inflatable kayaks

over easter i went on a conoeing trip on the river wye, and had an excellent time! there were four of us, and we went with one canoe (owned by one of the four) on the roof of a car, and rented one from a canoe centre when we got there. as i said, we all had a great time canoeing, camping and building massive fires, and it got me and my housemate talking about future river trips, and about the possibility of buying our own canoe. apart from the cost of a good quality canoe (which is high), the main problem of us two doing it in the future was how to get it there on top of my little ford fiesta. it's fine on a 4x4 or estate car, but would cause a problem if we were to go in the future with our own one. the next problem for us would then inevitably be where to keep it, seeing as they are quite big and awkward.

then, in the independent travel section gadgets review (26/7/08), comes the answer: inflatable kayaks. the two man tandem version weighs only 24.5kgs (compared to the 36.2 of the one we used) , and deflates to easily fit in the boot of the car or in a cupboard. it doesn't come with a foot pump, but once you have one (or an electric one, like i have), you have a 13ft kayak complete with adjustable integral seats. it has the double protection of a heavy-duty PVC outer shell over the inner air-retaining chamber, with an extra, third layer of abrasion-resistant material at the bow.

from johnsonoutdoorsuk:

' “These inflatable kayaks are ideal for people who come to us at shows and say we love your boats but need something to fit in to the boot of a car or the locker of a boat,” said Andrew Dron of Johnson Outdoors UK. “They can be packed away, are light enough to carry and are as near as we can get to the performance, durability and user friendliness of our Ocean Kayak range.”

Features include integral seats which can be put in different positions and in the Tandem model you can add a further seat for a child.
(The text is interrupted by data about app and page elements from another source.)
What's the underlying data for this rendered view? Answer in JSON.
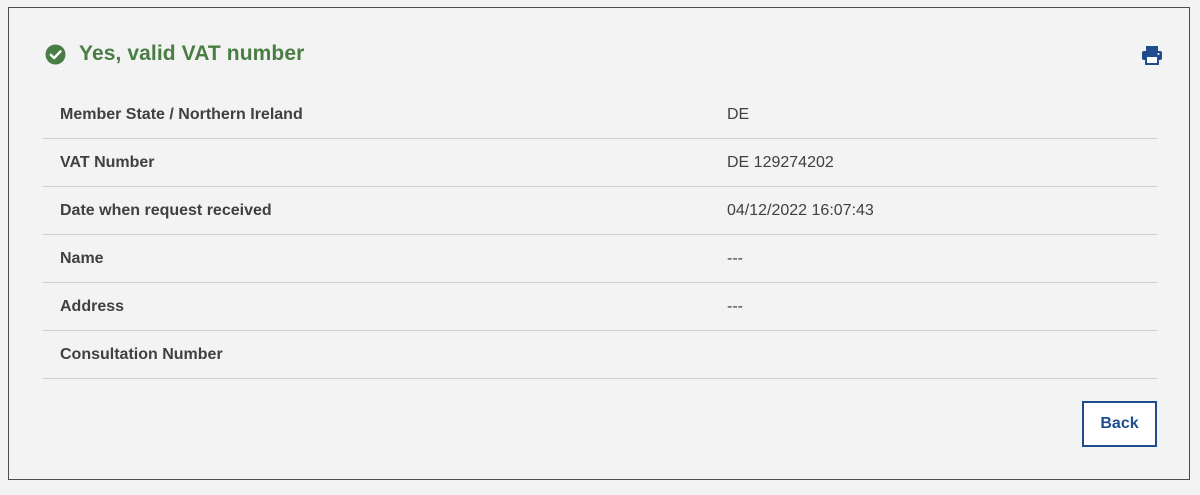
{
  "header": {
    "title": "Yes, valid VAT number",
    "status_icon": "check-circle-icon",
    "status_color": "#4a7d44",
    "print_icon": "printer-icon"
  },
  "details": [
    {
      "label": "Member State / Northern Ireland",
      "value": "DE"
    },
    {
      "label": "VAT Number",
      "value": "DE 129274202"
    },
    {
      "label": "Date when request received",
      "value": "04/12/2022 16:07:43"
    },
    {
      "label": "Name",
      "value": "---"
    },
    {
      "label": "Address",
      "value": "---"
    },
    {
      "label": "Consultation Number",
      "value": ""
    }
  ],
  "actions": {
    "back_label": "Back"
  },
  "colors": {
    "accent": "#1f4b8f",
    "success": "#4a7d44",
    "background": "#f3f3f3"
  }
}
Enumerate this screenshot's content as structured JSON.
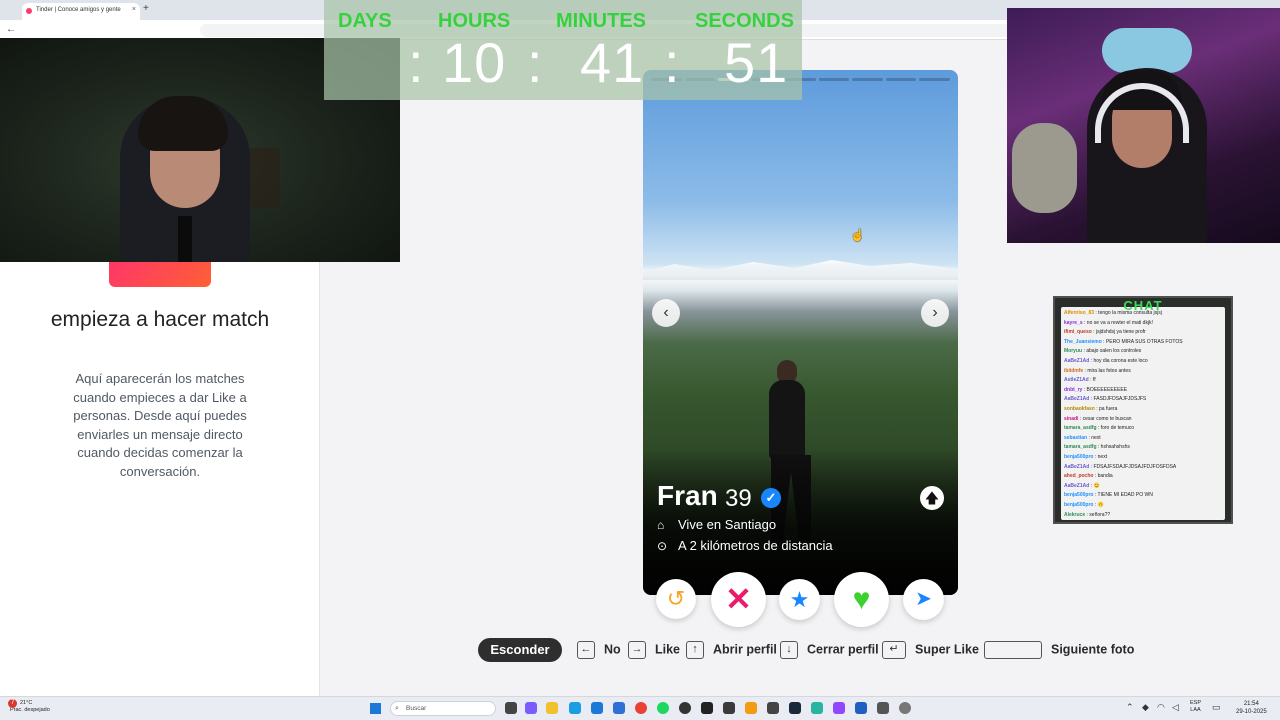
{
  "browser": {
    "tab_title": "Tinder | Conoce amigos y gente",
    "tab_close": "×",
    "new_tab": "+",
    "back": "←"
  },
  "countdown": {
    "labels": {
      "days": "DAYS",
      "hours": "HOURS",
      "minutes": "MINUTES",
      "seconds": "SECONDS"
    },
    "values": {
      "hours": "10",
      "minutes": "41",
      "seconds": "51"
    },
    "separator": ":",
    "label_color": "#36d23e"
  },
  "sidebar": {
    "empty_title": "empieza a hacer match",
    "empty_description": "Aquí aparecerán los matches cuando empieces a dar Like a personas. Desde aquí puedes enviarles un mensaje directo cuando decidas comenzar la conversación."
  },
  "profile": {
    "name": "Fran",
    "age": "39",
    "verified_icon": "✓",
    "location": "Vive en Santiago",
    "distance": "A 2 kilómetros de distancia",
    "photo_count": 9,
    "current_photo": 3,
    "prev_icon": "‹",
    "next_icon": "›",
    "info_icon": "🡅",
    "home_icon": "⌂",
    "pin_icon": "⊙"
  },
  "actions": {
    "rewind": "↺",
    "nope": "✕",
    "super_like": "★",
    "like": "♥",
    "boost": "➤"
  },
  "shortcuts": {
    "hide_label": "Esconder",
    "items": [
      {
        "key": "←",
        "label": "No"
      },
      {
        "key": "→",
        "label": "Like"
      },
      {
        "key": "↑",
        "label": "Abrir perfil"
      },
      {
        "key": "↓",
        "label": "Cerrar perfil"
      },
      {
        "key": "↵",
        "label": "Super Like"
      },
      {
        "key": "",
        "label": "Siguiente foto"
      }
    ]
  },
  "chat": {
    "title": "CHAT",
    "messages": [
      {
        "user": "Alfenriso_83",
        "text": ": tengo la misma consulta jsjsj",
        "color": "#d98c00"
      },
      {
        "user": "kayre_s",
        "text": ": no se va a rewter el mati dkjk!",
        "color": "#8a2be2"
      },
      {
        "user": "ifimi_queso",
        "text": ": jsjdshdsj ya tiene profr",
        "color": "#c0392b"
      },
      {
        "user": "The_Juansiemo",
        "text": ": PERO MIRA SUS OTRAS FOTOS",
        "color": "#1e90ff"
      },
      {
        "user": "Moryuu",
        "text": ": abajo salen los controles",
        "color": "#2e8b57"
      },
      {
        "user": "AaBeZ1Ad",
        "text": ": hoy dia corona este loco",
        "color": "#6a5acd"
      },
      {
        "user": "ibiidmfe",
        "text": ": mira las fotos antes",
        "color": "#d2691e"
      },
      {
        "user": "AstleZ1Ad",
        "text": ": ff",
        "color": "#6a5acd"
      },
      {
        "user": "dnbt_ry",
        "text": ": BOEEEEEEEEEE",
        "color": "#8a2be2"
      },
      {
        "user": "AaBeZ1Ad",
        "text": ": FASDJFDSAJFJDSJFS",
        "color": "#6a5acd"
      },
      {
        "user": "sonbaokfasn",
        "text": ": pa fuera",
        "color": "#b8860b"
      },
      {
        "user": "sinadi",
        "text": ": cesar como te buscan",
        "color": "#c71585"
      },
      {
        "user": "tamara_asdfg",
        "text": ": foro de temuco",
        "color": "#2e8b57"
      },
      {
        "user": "sebastian",
        "text": ": next",
        "color": "#1e90ff"
      },
      {
        "user": "tamara_asdfg",
        "text": ": hshsahshshs",
        "color": "#2e8b57"
      },
      {
        "user": "benja500pro",
        "text": ": next",
        "color": "#1e90ff"
      },
      {
        "user": "AaBeZ1Ad",
        "text": ": FDSAJFSDAJFJDSAJFDJFOSFDSA",
        "color": "#6a5acd"
      },
      {
        "user": "ahed_pocho",
        "text": ": bandia",
        "color": "#c0392b"
      },
      {
        "user": "AaBeZ1Ad",
        "text": ": 😊",
        "color": "#6a5acd"
      },
      {
        "user": "benja500pro",
        "text": ": TIENE MI EDAD PO WN",
        "color": "#1e90ff"
      },
      {
        "user": "benja500pro",
        "text": ": 🙃",
        "color": "#1e90ff"
      },
      {
        "user": "Alekruce",
        "text": ": señora??",
        "color": "#2e8b57"
      }
    ]
  },
  "taskbar": {
    "weather_badge": "7",
    "temp": "21°C",
    "weather": "Prac. despejado",
    "search_placeholder": "Buscar",
    "lang": "ESP",
    "lang_sub": "LAA",
    "time": "21:54",
    "date": "29-10-2025"
  }
}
Seat backs also incorporate pockets and bottle holders. Lashing points are included for the stowage of gear and footbrace kits and thigh straps can be added to give greater control in rough conditions. Stout carrying handles are fitted fore and aft and many Tributary accessories are available to fit out the kayaks for extended touring or expeditions.'

they cost £399 from johnsonoutdoorsuk, which seems quite a lot at first. but compare it to £649 for an old town discovery 158 like the one we used on the wye (below), then maybe it's put in better perspective. and if you spread it over a minimum of two trips, between two of you, then it is only £100 for an adventure holiday (once you've got there of course). after that it has paid for itself!

apart from all of that, my main point has to be that it looks like a great product. from all the reviews i've read, it is a real top quality kayak, and can hold its own in all kinds of conditions. it uses lots of modern materials and technologies to make owning a canoe or kayak, something that is otherwise quite hard for most people to do, much easier, without them needing to hire it from somewhere.

link to timesonline review

link to johsonoutdoorsuk